== Record set ==
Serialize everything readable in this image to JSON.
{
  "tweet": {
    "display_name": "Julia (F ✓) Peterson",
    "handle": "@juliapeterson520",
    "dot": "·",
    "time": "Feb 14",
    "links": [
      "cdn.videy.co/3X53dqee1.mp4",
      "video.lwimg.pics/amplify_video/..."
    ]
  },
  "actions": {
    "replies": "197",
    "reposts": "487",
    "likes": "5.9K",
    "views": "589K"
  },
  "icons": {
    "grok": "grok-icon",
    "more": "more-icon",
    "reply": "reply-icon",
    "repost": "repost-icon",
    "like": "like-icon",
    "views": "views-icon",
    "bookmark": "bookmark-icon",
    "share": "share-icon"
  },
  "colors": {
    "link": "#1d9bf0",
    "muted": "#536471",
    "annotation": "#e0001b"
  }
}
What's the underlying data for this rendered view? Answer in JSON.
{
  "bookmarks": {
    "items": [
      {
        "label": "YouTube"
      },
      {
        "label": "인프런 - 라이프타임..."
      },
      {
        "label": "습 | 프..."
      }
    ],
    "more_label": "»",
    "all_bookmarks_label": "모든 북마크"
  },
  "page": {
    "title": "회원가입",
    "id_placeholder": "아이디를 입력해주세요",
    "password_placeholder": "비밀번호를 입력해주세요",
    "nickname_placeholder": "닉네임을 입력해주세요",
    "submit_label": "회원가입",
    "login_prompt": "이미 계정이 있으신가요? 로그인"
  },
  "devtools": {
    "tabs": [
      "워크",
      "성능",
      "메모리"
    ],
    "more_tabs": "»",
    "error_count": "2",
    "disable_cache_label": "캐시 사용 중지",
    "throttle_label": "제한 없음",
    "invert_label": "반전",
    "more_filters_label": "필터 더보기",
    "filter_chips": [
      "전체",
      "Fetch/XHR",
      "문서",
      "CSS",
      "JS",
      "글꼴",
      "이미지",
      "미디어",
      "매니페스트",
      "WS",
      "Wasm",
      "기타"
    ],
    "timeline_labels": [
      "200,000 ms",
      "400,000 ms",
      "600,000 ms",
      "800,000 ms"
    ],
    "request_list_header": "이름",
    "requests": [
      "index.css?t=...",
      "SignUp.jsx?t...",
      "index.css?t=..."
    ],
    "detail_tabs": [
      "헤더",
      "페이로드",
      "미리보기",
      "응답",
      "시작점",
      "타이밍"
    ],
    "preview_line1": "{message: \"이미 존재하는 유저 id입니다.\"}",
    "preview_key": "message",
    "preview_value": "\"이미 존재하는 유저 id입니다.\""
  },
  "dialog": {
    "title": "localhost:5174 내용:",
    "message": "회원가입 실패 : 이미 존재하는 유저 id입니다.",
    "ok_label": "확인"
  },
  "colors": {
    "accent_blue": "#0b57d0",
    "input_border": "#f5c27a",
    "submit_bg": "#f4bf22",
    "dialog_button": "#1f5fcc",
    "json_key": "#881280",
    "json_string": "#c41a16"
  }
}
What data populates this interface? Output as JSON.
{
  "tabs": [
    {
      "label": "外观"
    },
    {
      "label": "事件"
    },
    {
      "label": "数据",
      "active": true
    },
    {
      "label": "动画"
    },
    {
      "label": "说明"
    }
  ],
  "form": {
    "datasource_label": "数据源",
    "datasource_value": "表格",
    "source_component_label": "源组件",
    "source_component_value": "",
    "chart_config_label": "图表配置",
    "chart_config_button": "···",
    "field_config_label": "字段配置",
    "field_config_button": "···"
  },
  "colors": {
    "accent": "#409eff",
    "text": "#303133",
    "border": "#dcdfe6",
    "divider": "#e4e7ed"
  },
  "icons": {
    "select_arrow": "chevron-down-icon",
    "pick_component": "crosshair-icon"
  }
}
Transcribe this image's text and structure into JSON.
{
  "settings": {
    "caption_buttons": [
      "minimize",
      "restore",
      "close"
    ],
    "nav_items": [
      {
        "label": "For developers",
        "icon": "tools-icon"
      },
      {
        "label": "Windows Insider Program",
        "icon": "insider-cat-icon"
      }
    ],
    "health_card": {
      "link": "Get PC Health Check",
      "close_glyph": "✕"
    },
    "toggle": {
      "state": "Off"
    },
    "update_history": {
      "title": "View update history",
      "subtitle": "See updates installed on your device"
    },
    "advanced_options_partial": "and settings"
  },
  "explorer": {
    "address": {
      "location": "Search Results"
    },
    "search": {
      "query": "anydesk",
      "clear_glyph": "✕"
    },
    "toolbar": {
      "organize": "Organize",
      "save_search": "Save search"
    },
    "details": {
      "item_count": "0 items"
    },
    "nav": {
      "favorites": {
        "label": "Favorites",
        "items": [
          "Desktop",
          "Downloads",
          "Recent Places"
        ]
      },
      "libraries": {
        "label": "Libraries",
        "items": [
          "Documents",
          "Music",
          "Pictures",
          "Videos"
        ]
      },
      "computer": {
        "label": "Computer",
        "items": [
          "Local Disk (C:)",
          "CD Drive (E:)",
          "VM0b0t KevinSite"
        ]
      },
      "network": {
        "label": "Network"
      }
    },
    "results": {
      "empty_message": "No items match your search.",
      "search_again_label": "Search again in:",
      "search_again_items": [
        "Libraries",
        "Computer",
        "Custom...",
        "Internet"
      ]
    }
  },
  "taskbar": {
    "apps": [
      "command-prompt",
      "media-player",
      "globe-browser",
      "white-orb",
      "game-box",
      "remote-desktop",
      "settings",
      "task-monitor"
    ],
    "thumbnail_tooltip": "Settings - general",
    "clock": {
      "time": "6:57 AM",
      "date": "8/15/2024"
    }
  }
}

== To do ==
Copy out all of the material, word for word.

== Completed exercise ==
Serialize everything readable in this image to JSON.
{
  "tweet": {
    "display_name": "Julia (F ✓) Peterson",
    "handle": "@juliapeterson520",
    "dot": "·",
    "time": "Feb 14",
    "links": [
      "cdn.videy.co/3X53dqee1.mp4",
      "video.lwimg.pics/amplify_video/..."
    ]
  },
  "actions": {
    "replies": "197",
    "reposts": "487",
    "likes": "5.9K",
    "views": "589K"
  },
  "icons": {
    "grok": "grok-icon",
    "more": "more-icon",
    "reply": "reply-icon",
    "repost": "repost-icon",
    "like": "like-icon",
    "views": "views-icon",
    "bookmark": "bookmark-icon",
    "share": "share-icon"
  },
  "colors": {
    "link": "#1d9bf0",
    "muted": "#536471",
    "annotation": "#e0001b"
  }
}
What's the underlying data for this rendered view? Answer in JSON.
{
  "bookmarks": {
    "items": [
      {
        "label": "YouTube"
      },
      {
        "label": "인프런 - 라이프타임..."
      },
      {
        "label": "습 | 프..."
      }
    ],
    "more_label": "»",
    "all_bookmarks_label": "모든 북마크"
  },
  "page": {
    "title": "회원가입",
    "id_placeholder": "아이디를 입력해주세요",
    "password_placeholder": "비밀번호를 입력해주세요",
    "nickname_placeholder": "닉네임을 입력해주세요",
    "submit_label": "회원가입",
    "login_prompt": "이미 계정이 있으신가요? 로그인"
  },
  "devtools": {
    "tabs": [
      "워크",
      "성능",
      "메모리"
    ],
    "more_tabs": "»",
    "error_count": "2",
    "disable_cache_label": "캐시 사용 중지",
    "throttle_label": "제한 없음",
    "invert_label": "반전",
    "more_filters_label": "필터 더보기",
    "filter_chips": [
      "전체",
      "Fetch/XHR",
      "문서",
      "CSS",
      "JS",
      "글꼴",
      "이미지",
      "미디어",
      "매니페스트",
      "WS",
      "Wasm",
      "기타"
    ],
    "timeline_labels": [
      "200,000 ms",
      "400,000 ms",
      "600,000 ms",
      "800,000 ms"
    ],
    "request_list_header": "이름",
    "requests": [
      "index.css?t=...",
      "SignUp.jsx?t...",
      "index.css?t=..."
    ],
    "detail_tabs": [
      "헤더",
      "페이로드",
      "미리보기",
      "응답",
      "시작점",
      "타이밍"
    ],
    "preview_line1": "{message: \"이미 존재하는 유저 id입니다.\"}",
    "preview_key": "message",
    "preview_value": "\"이미 존재하는 유저 id입니다.\""
  },
  "dialog": {
    "title": "localhost:5174 내용:",
    "message": "회원가입 실패 : 이미 존재하는 유저 id입니다.",
    "ok_label": "확인"
  },
  "colors": {
    "accent_blue": "#0b57d0",
    "input_border": "#f5c27a",
    "submit_bg": "#f4bf22",
    "dialog_button": "#1f5fcc",
    "json_key": "#881280",
    "json_string": "#c41a16"
  }
}
What data populates this interface? Output as JSON.
{
  "tabs": [
    {
      "label": "外观"
    },
    {
      "label": "事件"
    },
    {
      "label": "数据",
      "active": true
    },
    {
      "label": "动画"
    },
    {
      "label": "说明"
    }
  ],
  "form": {
    "datasource_label": "数据源",
    "datasource_value": "表格",
    "source_component_label": "源组件",
    "source_component_value": "",
    "chart_config_label": "图表配置",
    "chart_config_button": "···",
    "field_config_label": "字段配置",
    "field_config_button": "···"
  },
  "colors": {
    "accent": "#409eff",
    "text": "#303133",
    "border": "#dcdfe6",
    "divider": "#e4e7ed"
  },
  "icons": {
    "select_arrow": "chevron-down-icon",
    "pick_component": "crosshair-icon"
  }
}
Transcribe this image's text and structure into JSON.
{
  "settings": {
    "caption_buttons": [
      "minimize",
      "restore",
      "close"
    ],
    "nav_items": [
      {
        "label": "For developers",
        "icon": "tools-icon"
      },
      {
        "label": "Windows Insider Program",
        "icon": "insider-cat-icon"
      }
    ],
    "health_card": {
      "link": "Get PC Health Check",
      "close_glyph": "✕"
    },
    "toggle": {
      "state": "Off"
    },
    "update_history": {
      "title": "View update history",
      "subtitle": "See updates installed on your device"
    },
    "advanced_options_partial": "and settings"
  },
  "explorer": {
    "address": {
      "location": "Search Results"
    },
    "search": {
      "query": "anydesk",
      "clear_glyph": "✕"
    },
    "toolbar": {
      "organize": "Organize",
      "save_search": "Save search"
    },
    "details": {
      "item_count": "0 items"
    },
    "nav": {
      "favorites": {
        "label": "Favorites",
        "items": [
          "Desktop",
          "Downloads",
          "Recent Places"
        ]
      },
      "libraries": {
        "label": "Libraries",
        "items": [
          "Documents",
          "Music",
          "Pictures",
          "Videos"
        ]
      },
      "computer": {
        "label": "Computer",
        "items": [
          "Local Disk (C:)",
          "CD Drive (E:)",
          "VM0b0t KevinSite"
        ]
      },
      "network": {
        "label": "Network"
      }
    },
    "results": {
      "empty_message": "No items match your search.",
      "search_again_label": "Search again in:",
      "search_again_items": [
        "Libraries",
        "Computer",
        "Custom...",
        "Internet"
      ]
    }
  },
  "taskbar": {
    "apps": [
      "command-prompt",
      "media-player",
      "globe-browser",
      "white-orb",
      "game-box",
      "remote-desktop",
      "settings",
      "task-monitor"
    ],
    "thumbnail_tooltip": "Settings - general",
    "clock": {
      "time": "6:57 AM",
      "date": "8/15/2024"
    }
  }
}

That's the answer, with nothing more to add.